Stored data entries →

'''

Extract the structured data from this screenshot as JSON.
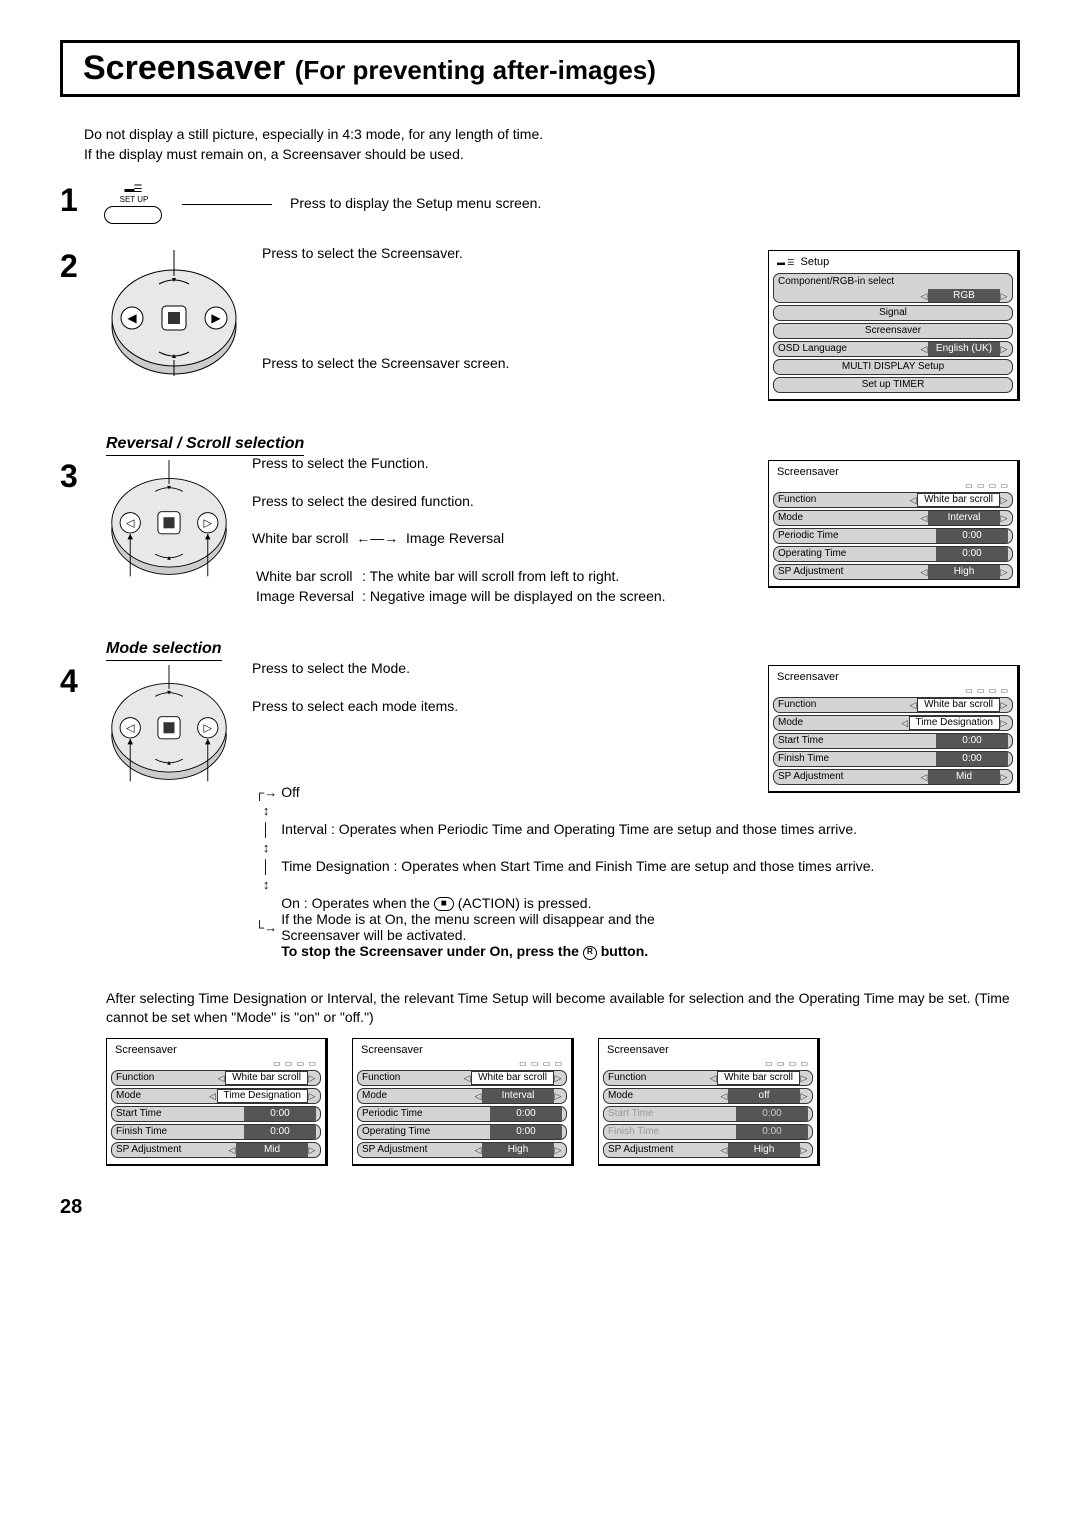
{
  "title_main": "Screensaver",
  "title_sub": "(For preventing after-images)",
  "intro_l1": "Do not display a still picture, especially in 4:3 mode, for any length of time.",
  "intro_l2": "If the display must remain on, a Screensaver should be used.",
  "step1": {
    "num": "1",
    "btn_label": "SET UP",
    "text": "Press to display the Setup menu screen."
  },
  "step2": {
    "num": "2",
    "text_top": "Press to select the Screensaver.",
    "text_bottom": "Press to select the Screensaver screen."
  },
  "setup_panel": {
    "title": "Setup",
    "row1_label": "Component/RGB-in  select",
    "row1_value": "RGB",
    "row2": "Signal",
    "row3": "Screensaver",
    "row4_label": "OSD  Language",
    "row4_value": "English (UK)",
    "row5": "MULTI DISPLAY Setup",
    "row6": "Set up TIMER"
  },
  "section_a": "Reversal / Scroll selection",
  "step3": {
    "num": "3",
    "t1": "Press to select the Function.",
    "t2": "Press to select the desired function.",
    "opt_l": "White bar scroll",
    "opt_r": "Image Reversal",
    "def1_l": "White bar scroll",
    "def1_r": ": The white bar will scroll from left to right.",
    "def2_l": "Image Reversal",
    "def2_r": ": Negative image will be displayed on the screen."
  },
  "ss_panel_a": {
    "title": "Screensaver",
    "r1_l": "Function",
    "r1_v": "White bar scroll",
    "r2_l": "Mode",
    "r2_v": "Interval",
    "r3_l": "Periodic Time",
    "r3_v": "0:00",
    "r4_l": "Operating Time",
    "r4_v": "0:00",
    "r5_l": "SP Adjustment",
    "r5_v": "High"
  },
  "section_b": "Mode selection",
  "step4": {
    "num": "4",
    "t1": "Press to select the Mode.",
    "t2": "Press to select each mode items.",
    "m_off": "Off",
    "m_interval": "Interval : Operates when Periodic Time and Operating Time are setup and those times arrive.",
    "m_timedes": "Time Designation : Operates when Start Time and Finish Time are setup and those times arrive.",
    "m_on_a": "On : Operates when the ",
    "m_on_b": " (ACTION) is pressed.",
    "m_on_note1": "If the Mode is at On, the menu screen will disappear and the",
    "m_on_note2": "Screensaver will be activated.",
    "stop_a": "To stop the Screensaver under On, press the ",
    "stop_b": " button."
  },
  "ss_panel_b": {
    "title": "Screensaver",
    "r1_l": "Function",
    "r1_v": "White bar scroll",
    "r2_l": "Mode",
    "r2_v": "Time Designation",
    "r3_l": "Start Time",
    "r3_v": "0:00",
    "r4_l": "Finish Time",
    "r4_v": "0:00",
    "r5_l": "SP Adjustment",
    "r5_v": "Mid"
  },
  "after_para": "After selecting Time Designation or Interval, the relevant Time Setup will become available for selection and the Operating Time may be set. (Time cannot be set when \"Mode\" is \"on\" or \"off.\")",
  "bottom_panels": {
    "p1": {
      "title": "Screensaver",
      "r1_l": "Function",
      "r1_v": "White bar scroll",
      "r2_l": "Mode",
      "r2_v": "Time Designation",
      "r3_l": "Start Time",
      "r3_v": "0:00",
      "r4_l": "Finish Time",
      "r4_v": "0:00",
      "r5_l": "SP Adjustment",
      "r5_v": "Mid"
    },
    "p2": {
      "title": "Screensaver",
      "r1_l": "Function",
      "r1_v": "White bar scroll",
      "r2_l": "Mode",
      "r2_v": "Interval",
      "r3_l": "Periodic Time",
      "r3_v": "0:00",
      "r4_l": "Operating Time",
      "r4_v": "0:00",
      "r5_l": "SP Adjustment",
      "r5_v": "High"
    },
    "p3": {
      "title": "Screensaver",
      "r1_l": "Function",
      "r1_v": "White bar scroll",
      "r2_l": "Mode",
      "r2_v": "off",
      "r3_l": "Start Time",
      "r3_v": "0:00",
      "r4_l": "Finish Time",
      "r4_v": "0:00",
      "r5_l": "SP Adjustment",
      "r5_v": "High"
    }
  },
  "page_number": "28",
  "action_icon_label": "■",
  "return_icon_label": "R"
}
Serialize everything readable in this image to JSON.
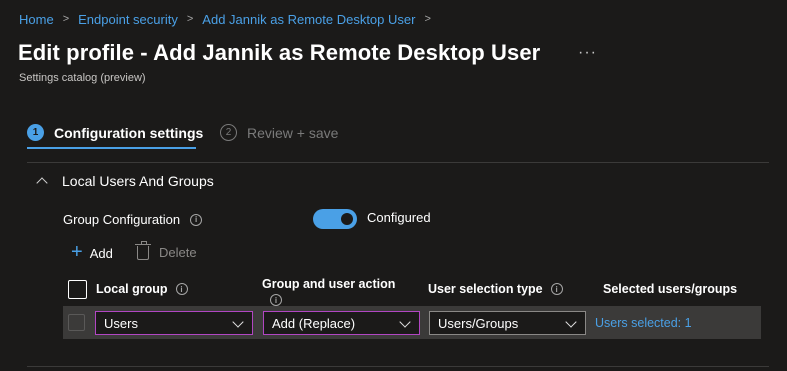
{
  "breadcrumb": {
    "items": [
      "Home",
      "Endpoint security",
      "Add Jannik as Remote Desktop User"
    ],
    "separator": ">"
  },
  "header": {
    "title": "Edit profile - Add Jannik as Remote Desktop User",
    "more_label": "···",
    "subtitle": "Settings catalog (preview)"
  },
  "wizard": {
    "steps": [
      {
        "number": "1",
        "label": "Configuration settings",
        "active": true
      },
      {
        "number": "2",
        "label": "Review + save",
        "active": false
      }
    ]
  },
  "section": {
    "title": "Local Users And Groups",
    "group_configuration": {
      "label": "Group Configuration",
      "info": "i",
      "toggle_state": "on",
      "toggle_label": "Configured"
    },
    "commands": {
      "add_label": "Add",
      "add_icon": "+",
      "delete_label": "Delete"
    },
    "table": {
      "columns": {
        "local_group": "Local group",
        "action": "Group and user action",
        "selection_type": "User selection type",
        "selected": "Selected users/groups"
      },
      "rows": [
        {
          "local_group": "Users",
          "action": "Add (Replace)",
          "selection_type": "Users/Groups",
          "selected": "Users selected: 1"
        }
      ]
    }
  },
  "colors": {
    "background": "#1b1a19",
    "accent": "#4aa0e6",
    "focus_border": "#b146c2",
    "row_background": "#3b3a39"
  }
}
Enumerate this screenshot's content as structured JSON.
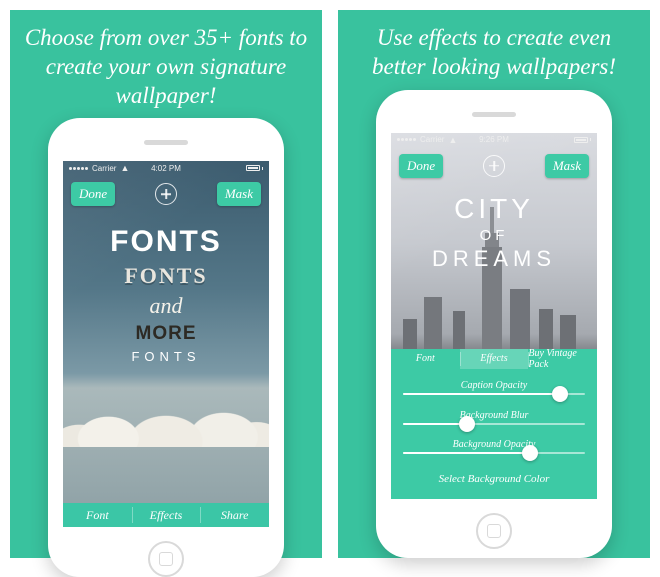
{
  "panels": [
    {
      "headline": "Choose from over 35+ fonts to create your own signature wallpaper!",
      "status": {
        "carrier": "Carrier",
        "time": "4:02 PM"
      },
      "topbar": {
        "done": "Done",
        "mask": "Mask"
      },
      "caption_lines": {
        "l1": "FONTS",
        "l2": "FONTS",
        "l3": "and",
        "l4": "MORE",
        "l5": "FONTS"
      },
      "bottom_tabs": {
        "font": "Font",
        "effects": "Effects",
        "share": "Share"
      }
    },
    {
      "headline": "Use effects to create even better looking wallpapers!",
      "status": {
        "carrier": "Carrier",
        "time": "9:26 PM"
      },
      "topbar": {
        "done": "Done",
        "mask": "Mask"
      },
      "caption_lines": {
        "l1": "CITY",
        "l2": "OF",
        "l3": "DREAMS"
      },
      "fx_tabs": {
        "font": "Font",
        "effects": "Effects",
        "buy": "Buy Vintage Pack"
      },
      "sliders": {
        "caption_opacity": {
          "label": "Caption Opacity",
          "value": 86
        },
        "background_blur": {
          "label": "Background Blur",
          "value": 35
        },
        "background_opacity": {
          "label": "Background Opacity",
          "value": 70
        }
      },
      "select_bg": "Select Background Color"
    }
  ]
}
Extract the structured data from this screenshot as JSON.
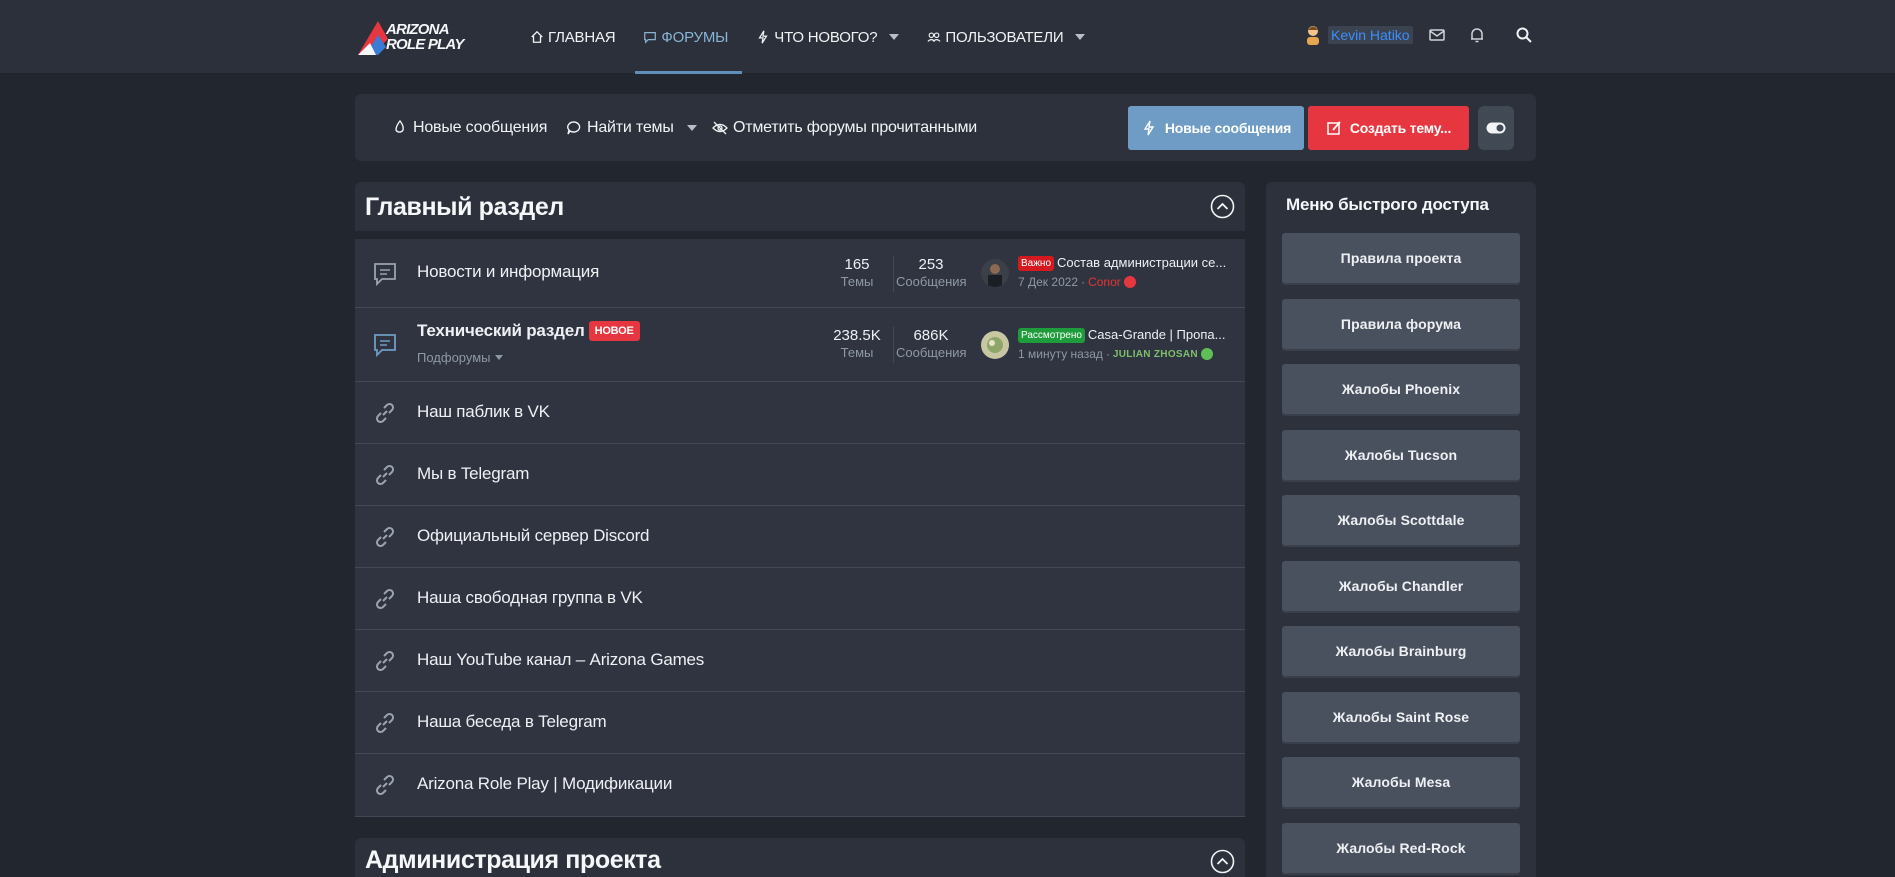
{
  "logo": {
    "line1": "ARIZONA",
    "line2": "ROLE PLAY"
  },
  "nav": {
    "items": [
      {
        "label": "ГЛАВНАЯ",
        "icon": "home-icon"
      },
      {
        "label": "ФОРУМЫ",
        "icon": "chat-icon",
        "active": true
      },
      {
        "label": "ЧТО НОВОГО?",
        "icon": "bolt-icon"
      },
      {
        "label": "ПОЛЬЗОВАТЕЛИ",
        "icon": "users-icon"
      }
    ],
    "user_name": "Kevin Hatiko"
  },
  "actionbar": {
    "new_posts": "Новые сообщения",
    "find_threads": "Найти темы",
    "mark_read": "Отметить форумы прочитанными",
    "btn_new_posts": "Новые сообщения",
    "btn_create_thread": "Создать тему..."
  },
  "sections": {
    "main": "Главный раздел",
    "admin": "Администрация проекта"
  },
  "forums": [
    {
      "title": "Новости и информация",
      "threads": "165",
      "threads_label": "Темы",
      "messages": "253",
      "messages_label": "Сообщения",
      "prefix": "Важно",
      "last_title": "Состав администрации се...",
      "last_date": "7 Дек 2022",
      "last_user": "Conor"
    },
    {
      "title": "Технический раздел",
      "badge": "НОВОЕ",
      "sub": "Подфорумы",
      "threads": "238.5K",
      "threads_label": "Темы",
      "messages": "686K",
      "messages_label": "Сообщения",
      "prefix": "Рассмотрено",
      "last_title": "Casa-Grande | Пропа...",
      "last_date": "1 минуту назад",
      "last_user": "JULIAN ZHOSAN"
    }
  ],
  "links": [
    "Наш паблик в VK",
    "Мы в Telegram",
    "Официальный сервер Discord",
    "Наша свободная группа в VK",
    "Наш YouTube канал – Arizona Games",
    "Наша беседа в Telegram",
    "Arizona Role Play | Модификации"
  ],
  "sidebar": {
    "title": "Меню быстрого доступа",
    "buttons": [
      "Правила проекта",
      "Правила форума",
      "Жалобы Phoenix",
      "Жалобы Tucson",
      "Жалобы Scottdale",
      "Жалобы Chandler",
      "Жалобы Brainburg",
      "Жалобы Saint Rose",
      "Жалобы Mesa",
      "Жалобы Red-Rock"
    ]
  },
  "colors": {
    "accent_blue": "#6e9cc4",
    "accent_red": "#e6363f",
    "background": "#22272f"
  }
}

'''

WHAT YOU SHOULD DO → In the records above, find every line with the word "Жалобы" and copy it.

RESPONSE TO THE TASK →
      "Жалобы Phoenix",
      "Жалобы Tucson",
      "Жалобы Scottdale",
      "Жалобы Chandler",
      "Жалобы Brainburg",
      "Жалобы Saint Rose",
      "Жалобы Mesa",
      "Жалобы Red-Rock"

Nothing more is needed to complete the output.